The city was without professional baseball from 1965 through 1970. Baseball returned to Charleston in 1971 after local businessman Bob Levine purchased a franchise in the Class AAA International League. He named the team the Charlies, in honor of his father, Charlie Levine. The Charlies spent 13 seasons in the International League and were affiliated with the following teams: Pittsburgh Pirates (1971-1976); Houston Astros (1977-1979); Texas Rangers (1980); Cleveland Indians (1981-1983).
The Charlies won the International League Championship in 1973 as an affiliate of the Pittsburgh Pirates, and in 1977 as a Houston Astros affiliate.
From 1984 through 1986 Charleston was without professional baseball. Baseball returned in 1987 when Illinois native Dennis Bastien purchased a Class A South Atlantic League franchise. Bastien named the team the Wheelers in honor of the sternwheelers that once piloted the Kanawha River. In their first season, the Wheelers were a co-operative team consisting of a collection of players from the following teams: Los Angeles Dodgers, Detroit Tigers, Chicago White Sox, Chicago Cubs, Philadelphia Phillies and Atlanta Braves.
The Wheelers acquired an affiliation with the Chicago Cubs before the start of the 1988 season. In 1990, the Wheelers changed their affiliation to the Cincinnati Reds and won the South Atlantic League championship.
After the 1993 season, a local group of investors purchased the team from Bastien. The team changed its name to the Alley Cats in 1995; and in 1999, changed its affiliation to the Kansas City Royals and again in 2001 to the Toronto Blue Jays. Through all the changes, professional baseball continues to survive and flourish in Charleston.
In the summer of 2001, the ownership group of Tom Dickson and Sherrie Myers purchased the organization from the Alley Cats local investors. The team remained the Alley Cats and continued their affiliation with the Toronto Blue Jays through the 2004 season.
In December of 2004, the Charleston Alley Cats changed their name to the West Virginia Power and introduced their 5 new mascots, Axe, Gusty, Pyro, Hydro, and Charlie.
On April 14, 2005, the West Virginia Power moved into beautiful Appalachian Power Park in the East End of Charleston. With the new stadium, came a new affiliation for the newly named ball club from Charleston as the Power became a member of the Milwaukee Brewers organization.

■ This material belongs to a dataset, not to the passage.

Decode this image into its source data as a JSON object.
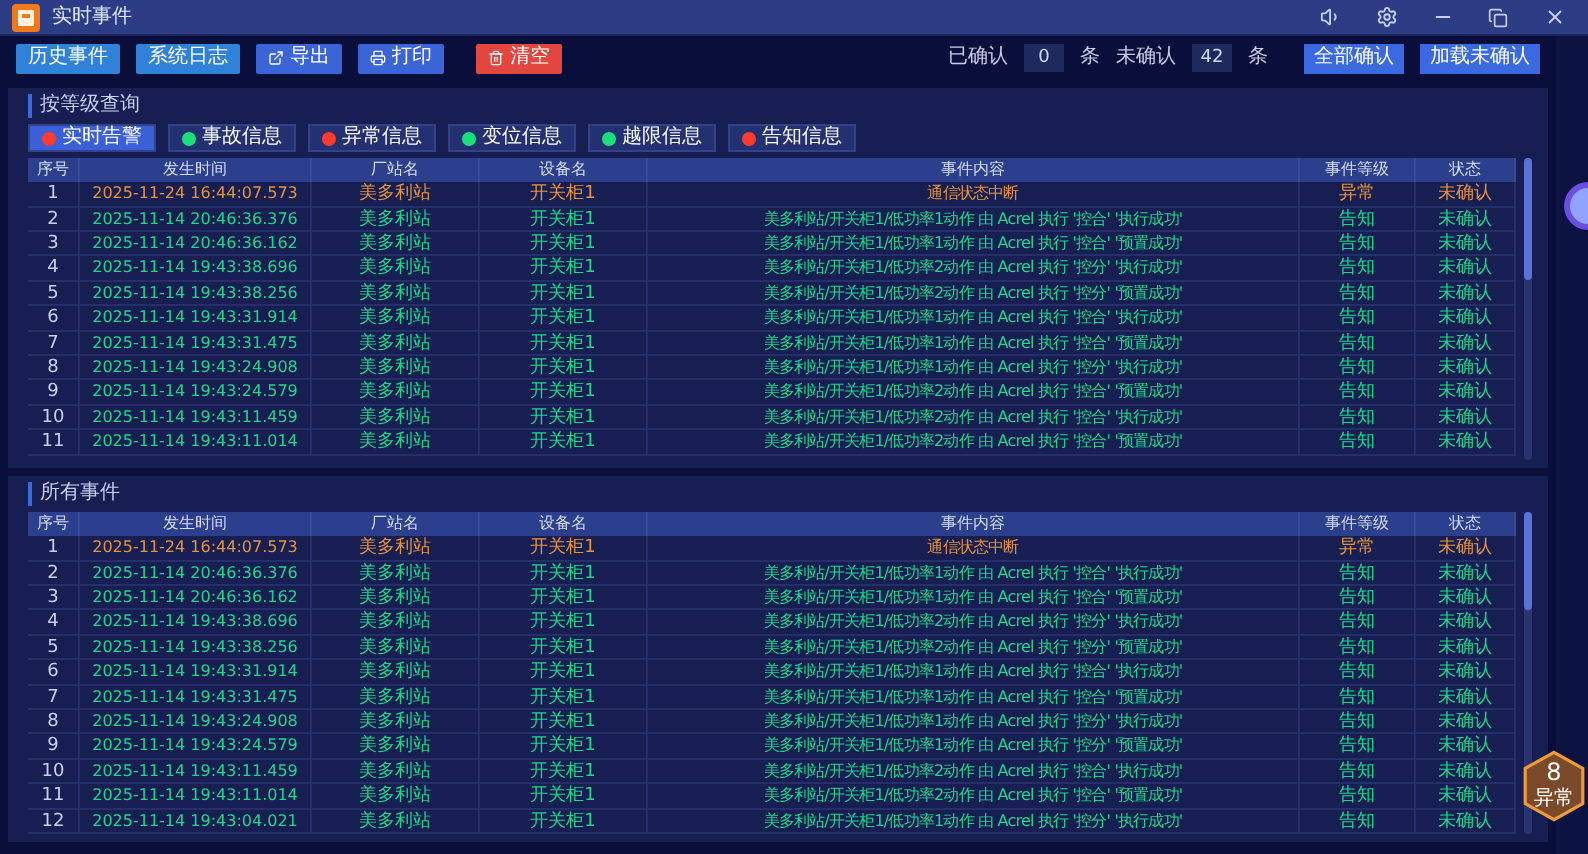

The Power saw the future face of the Brewers in 2005 as soon to be MVP Ryan Braun donned a West Virginia uniform as well as future major league infielder Alcides Escobar. 2006 was no different for the Power as future major league outfielders Michael Brantley and Lorenzo Cain both posted batting averages over .300 en route to a 74-62 record for West Virginia. In 2007 and 2008, West Virginia saw incredible success as the Power took home the SAL Northern Division Championship, but fell in the championship series both years
In 2009, the Power became the class-A affiliate of the Pittsburgh Pirates. 2009 saw future outfield sensation Starling Marte at Appalachian Power Park and the first Pirate era Power player to make it to the big leagues in Chase d'Arnaud, who made his MLB debut in 2011.
The Power regained the Northern Division in 2013, but fell to the Hagerstown Suns in the opening round of the SAL Playoffs. On April 10, 2014, the Power celebrated their 10th Opening Day at Appalachian Power Park.
The 2019 season saw the Power sign a new affiliation agreement with the Seattle Mariners, marking the seventh different MLB team to affiliate with West Virginia since the city of Charleston brought baseball back in 1987. The Power also played host to the 2019 South Atlantic League All-Star Game on Tuesday, June 18, at Appalachian Power Park, marking the second time the Power hosted the South Atlantic League Mid-Summer Classic since the team changed its moniker in 2005.